Yes, Virginia, there is a Santa Claus. And he apparently doesn’t have a holiday budget. Then again, he has a workshop, cheap-labor elves and a more or less guaranteed job.
Everyone else should keep a firm rein on their dear dollars during the holidays. But most people don’t, a new Bankrate survey has found.
The Bankrate Financial Security Index found the overwhelming majority of Americans — 66 percent — don’t have a holiday budget. Women were bad — 63 percent don’t have budgets. But budgeting faces tougher sledding with men. At 69 percent, they are even less likely to have a present budget.
The survey found that the likelihood of planning holiday spending varied among different demographic groups. But not by much. No matter how you slice the population, holiday budgeters are a ringing minority.
The age group most likely to have a budget is people 30-49, at 40 percent. The age group least likely to have a spending plan is over 65 — 74 percent said ”bah humbug” to the idea.

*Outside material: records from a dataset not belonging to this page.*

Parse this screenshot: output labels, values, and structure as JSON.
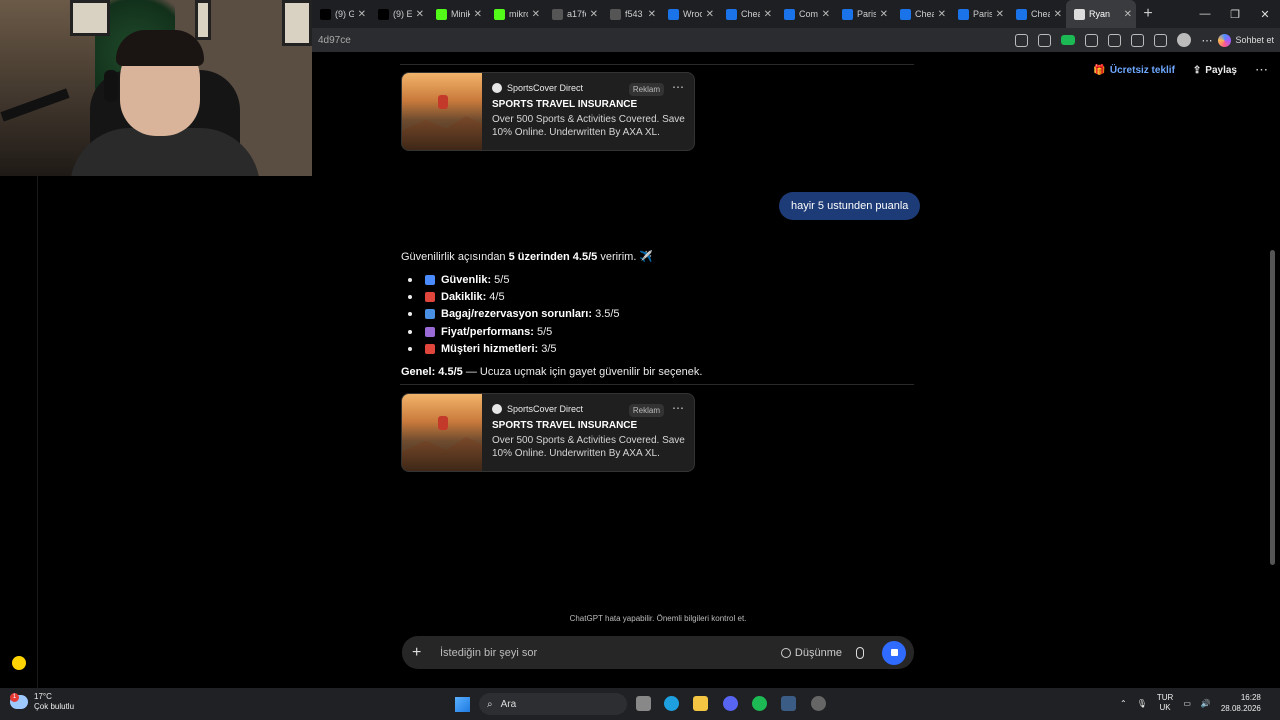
{
  "browser": {
    "tabs": [
      {
        "label": "(9) Ga",
        "icon": "x-logo-icon"
      },
      {
        "label": "(9) Eri",
        "icon": "x-logo-icon"
      },
      {
        "label": "Minik",
        "icon": "kick-icon"
      },
      {
        "label": "mikro",
        "icon": "kick-icon"
      },
      {
        "label": "a17fe",
        "icon": "globe-icon"
      },
      {
        "label": "f543",
        "icon": "globe-icon"
      },
      {
        "label": "Wroc",
        "icon": "cheaptickets-icon"
      },
      {
        "label": "Chea",
        "icon": "cheaptickets-icon"
      },
      {
        "label": "Comp",
        "icon": "cheaptickets-icon"
      },
      {
        "label": "Paris",
        "icon": "cheaptickets-icon"
      },
      {
        "label": "Chea",
        "icon": "cheaptickets-icon"
      },
      {
        "label": "Paris",
        "icon": "cheaptickets-icon"
      },
      {
        "label": "Chea",
        "icon": "cheaptickets-icon"
      },
      {
        "label": "Ryan",
        "icon": "openai-icon",
        "active": true
      }
    ],
    "address_fragment": "4d97ce",
    "chat_button": "Sohbet et"
  },
  "header_actions": {
    "offer": "Ücretsiz teklif",
    "share": "Paylaş"
  },
  "ad": {
    "brand": "SportsCover Direct",
    "tag": "Reklam",
    "title": "SPORTS TRAVEL INSURANCE",
    "description": "Over 500 Sports & Activities Covered. Save 10% Online. Underwritten By AXA XL."
  },
  "user_message": "hayir 5 ustunden puanla",
  "answer": {
    "intro_pre": "Güvenilirlik açısından ",
    "intro_bold": "5 üzerinden 4.5/5",
    "intro_post": " veririm. ✈️",
    "items": [
      {
        "label": "Güvenlik:",
        "value": " 5/5",
        "icon_color": "#4a8cff"
      },
      {
        "label": "Dakiklik:",
        "value": " 4/5",
        "icon_color": "#e0463c"
      },
      {
        "label": "Bagaj/rezervasyon sorunları:",
        "value": " 3.5/5",
        "icon_color": "#4a90e2"
      },
      {
        "label": "Fiyat/performans:",
        "value": " 5/5",
        "icon_color": "#9a6bd6"
      },
      {
        "label": "Müşteri hizmetleri:",
        "value": " 3/5",
        "icon_color": "#e0463c"
      }
    ],
    "summary_bold": "Genel: 4.5/5",
    "summary_rest": " — Ucuza uçmak için gayet güvenilir bir seçenek."
  },
  "disclaimer": "ChatGPT hata yapabilir. Önemli bilgileri kontrol et.",
  "composer": {
    "placeholder": "İstediğin bir şeyi sor",
    "think_label": "Düşünme"
  },
  "taskbar": {
    "temperature": "17°C",
    "weather": "Çok bulutlu",
    "weather_badge": "1",
    "search_label": "Ara",
    "lang_top": "TUR",
    "lang_bottom": "UK",
    "time": "16:28",
    "date": "28.08.2026"
  },
  "colors": {
    "accent_blue": "#2f6bff",
    "user_bubble": "#1d3b76",
    "link_blue": "#6ea8ff"
  }
}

Budgeting appears to grow with income, but only to a point. Among families with incomes under $30,000, only 24 percent reported creating a holiday budget. Families with incomes over $75,000 were the most likely to have a holiday budget. But at 43 percent, they were still clearly in the minority.